Some neuro-biologists try to explain love as a biochemical chain of events. Based on MRIs scanning the brain activity of the smitten it’s suggested that an interplay of hormones and neurotransmitters create the state we call love with four compounds .. dopamine, norepinephrine, oxytocin, and serotonin .. being particularly critical. It’s more about the chemical cocktail partying in your brain, they say, than some inexplicable force that sprinkles stardust on your life. Love is a drug and it’s easy to get addicted. And infatuation, the initial attraction and rush of all those feel-good chemicals whizzing around your body, is very easy to confuse with love but will burn itself out in somewhere between eight months and three years according to other studies. Which may be where the old saying .. ‘marry in haste and repent at leisure’ comes from.

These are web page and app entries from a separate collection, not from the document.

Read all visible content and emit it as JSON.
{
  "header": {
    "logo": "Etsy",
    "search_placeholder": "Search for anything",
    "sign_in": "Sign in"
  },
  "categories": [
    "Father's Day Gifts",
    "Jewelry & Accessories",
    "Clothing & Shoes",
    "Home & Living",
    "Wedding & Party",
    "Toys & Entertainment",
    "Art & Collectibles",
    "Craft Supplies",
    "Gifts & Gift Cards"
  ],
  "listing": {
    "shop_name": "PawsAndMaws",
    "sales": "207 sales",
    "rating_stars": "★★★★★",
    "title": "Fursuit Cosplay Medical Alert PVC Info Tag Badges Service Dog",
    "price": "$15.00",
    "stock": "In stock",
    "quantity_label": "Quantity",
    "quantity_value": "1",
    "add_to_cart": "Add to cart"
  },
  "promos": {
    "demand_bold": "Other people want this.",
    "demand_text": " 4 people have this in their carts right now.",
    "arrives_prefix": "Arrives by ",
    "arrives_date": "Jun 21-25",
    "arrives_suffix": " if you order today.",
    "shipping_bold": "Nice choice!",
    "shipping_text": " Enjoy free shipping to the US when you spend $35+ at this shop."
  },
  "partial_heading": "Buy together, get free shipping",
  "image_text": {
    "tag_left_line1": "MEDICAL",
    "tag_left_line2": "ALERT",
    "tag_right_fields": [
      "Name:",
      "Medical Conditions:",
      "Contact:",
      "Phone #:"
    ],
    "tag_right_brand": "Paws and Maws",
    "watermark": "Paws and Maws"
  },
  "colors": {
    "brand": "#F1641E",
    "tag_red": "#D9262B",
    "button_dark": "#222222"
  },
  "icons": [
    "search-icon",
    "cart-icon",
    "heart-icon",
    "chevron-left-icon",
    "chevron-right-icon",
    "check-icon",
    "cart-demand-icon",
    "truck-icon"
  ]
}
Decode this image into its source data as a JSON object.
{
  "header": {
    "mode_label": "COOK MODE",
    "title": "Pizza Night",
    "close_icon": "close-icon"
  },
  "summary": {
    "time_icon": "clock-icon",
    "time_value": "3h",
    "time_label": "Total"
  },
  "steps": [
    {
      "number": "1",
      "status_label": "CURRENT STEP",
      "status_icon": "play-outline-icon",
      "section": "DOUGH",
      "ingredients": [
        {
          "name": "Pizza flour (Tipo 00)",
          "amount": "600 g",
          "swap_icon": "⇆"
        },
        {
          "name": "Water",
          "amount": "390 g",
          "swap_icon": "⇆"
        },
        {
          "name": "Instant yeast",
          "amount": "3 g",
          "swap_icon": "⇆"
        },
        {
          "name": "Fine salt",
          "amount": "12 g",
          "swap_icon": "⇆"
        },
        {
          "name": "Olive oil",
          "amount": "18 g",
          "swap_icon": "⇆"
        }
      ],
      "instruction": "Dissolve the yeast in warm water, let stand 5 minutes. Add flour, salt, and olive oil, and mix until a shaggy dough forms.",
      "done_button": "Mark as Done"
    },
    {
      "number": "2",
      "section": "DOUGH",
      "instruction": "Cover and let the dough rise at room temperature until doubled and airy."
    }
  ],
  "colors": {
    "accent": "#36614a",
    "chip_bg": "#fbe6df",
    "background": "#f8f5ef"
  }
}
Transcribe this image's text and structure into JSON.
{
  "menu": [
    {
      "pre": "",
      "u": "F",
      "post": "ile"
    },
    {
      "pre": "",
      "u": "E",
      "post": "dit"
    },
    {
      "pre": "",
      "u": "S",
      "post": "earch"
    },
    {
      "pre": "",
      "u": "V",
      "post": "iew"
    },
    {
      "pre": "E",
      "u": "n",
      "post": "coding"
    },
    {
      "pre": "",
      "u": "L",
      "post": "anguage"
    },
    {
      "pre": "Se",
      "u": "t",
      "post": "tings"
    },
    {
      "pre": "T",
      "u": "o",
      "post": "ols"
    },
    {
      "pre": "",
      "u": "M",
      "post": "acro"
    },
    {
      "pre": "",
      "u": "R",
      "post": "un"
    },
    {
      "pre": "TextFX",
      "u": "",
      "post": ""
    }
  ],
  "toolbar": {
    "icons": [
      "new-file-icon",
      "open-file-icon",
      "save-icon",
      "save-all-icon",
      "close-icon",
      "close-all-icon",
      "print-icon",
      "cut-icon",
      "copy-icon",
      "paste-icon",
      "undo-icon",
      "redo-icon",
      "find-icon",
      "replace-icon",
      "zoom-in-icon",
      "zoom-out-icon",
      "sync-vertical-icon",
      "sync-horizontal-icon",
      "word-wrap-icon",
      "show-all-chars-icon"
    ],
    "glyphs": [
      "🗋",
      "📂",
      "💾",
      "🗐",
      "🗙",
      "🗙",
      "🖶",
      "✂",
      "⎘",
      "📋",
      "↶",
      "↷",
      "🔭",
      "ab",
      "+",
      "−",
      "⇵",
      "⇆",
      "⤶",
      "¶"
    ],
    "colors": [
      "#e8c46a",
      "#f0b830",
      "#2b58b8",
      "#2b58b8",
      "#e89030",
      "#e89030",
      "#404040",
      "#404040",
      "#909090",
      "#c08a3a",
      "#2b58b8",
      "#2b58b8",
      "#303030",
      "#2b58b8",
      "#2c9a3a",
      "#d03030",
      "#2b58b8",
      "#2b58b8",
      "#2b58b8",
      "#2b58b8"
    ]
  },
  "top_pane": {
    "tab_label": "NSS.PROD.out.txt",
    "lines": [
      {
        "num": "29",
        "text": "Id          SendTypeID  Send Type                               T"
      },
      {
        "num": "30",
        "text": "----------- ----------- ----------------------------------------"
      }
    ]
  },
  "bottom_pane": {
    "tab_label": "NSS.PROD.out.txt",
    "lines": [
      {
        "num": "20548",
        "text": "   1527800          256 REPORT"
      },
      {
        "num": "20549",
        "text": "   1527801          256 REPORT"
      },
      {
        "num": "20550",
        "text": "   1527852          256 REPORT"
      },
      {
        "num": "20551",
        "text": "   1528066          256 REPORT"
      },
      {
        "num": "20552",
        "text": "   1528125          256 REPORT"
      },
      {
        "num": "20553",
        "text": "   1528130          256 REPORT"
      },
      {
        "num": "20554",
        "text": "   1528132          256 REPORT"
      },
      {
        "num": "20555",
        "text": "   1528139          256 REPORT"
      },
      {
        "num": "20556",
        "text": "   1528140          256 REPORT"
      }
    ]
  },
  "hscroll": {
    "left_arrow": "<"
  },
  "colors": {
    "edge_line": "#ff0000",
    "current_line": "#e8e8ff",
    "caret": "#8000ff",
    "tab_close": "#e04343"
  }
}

But there’s more than just a hardwired chemical reaction that we’re born with in order to perpetuate the species. There’s a lot of learned behavior too. A whole lot of fiction and fantasy passing as ‘reality’. Oscar Wilde said .. “Most people are other people. Their thoughts are someone else’s opinions, their lives a mimicry, their passions a quotation.” .. and that is true not only in relation to what each of us regards as our ‘identity’, and consequently how we live our lives, but it’s also true of what we expect ‘love’ to be. We’re all actors in love stories we didn’t write. How we think of love, and experience it, and express it is the product of the movies and TV we’ve seen, the songs we’ve heard, the books we’ve read, and commercial enterprises that sell myths and images of ‘love’ which are purely fictional but, by endless repetition, shape our thinking. What we expect from love is what someone else has told us to expect from it. With love, as with almost every other aspect of our lives, we’re living a fantasy that’s not of our own creation.
So have I talked myself out of believing in ‘love’ ? Have I talked you out of it ? In times of doubt we must turn to the great philosophers of history for wisdom and I recall Lemony Snicket saying .. “However much life sucks, it always beats the alternative”. When it comes to believing in love I think I feel the same. However manipulated, distorted, fantasized, misunderstood and misrepresented it can be, and however much it may suck at times, being in love is better than the alternative.
Today is the big day!!!
When our guests arrive at our wedding tonight, they’ll be greeted by this amazing movie poster, designed by insanely talented horror artist Nathan Thomas Milliner (who is responsible for several of Scream Factory’s fantastic DVD covers, among other things).
Rachel and I decided that we’d rather not use the standard, cheesy engagement photo at our wedding, so a friend of ours put us in touch with Milliner, who knocked it out of the park with this original creation. We had it printed on 27”x40” poster stock, and it’ll sit on the guestbook table at our wedding ceremony tonight. It’s been REALLY hard keeping this thing under wraps - aside from Rachel and me, no one has seen this yet. We really wanted to keep it a surprise.
Now, it’s time to get ready for the wedding.
Smell ya later, Tumblr!
:D :D :D
Congratulations you two wonderful kids.
Austin Opry House 1977
Jeff Hong - “Unhappily ever after”
I was really sad until Chicken Little then I burst into painful laughter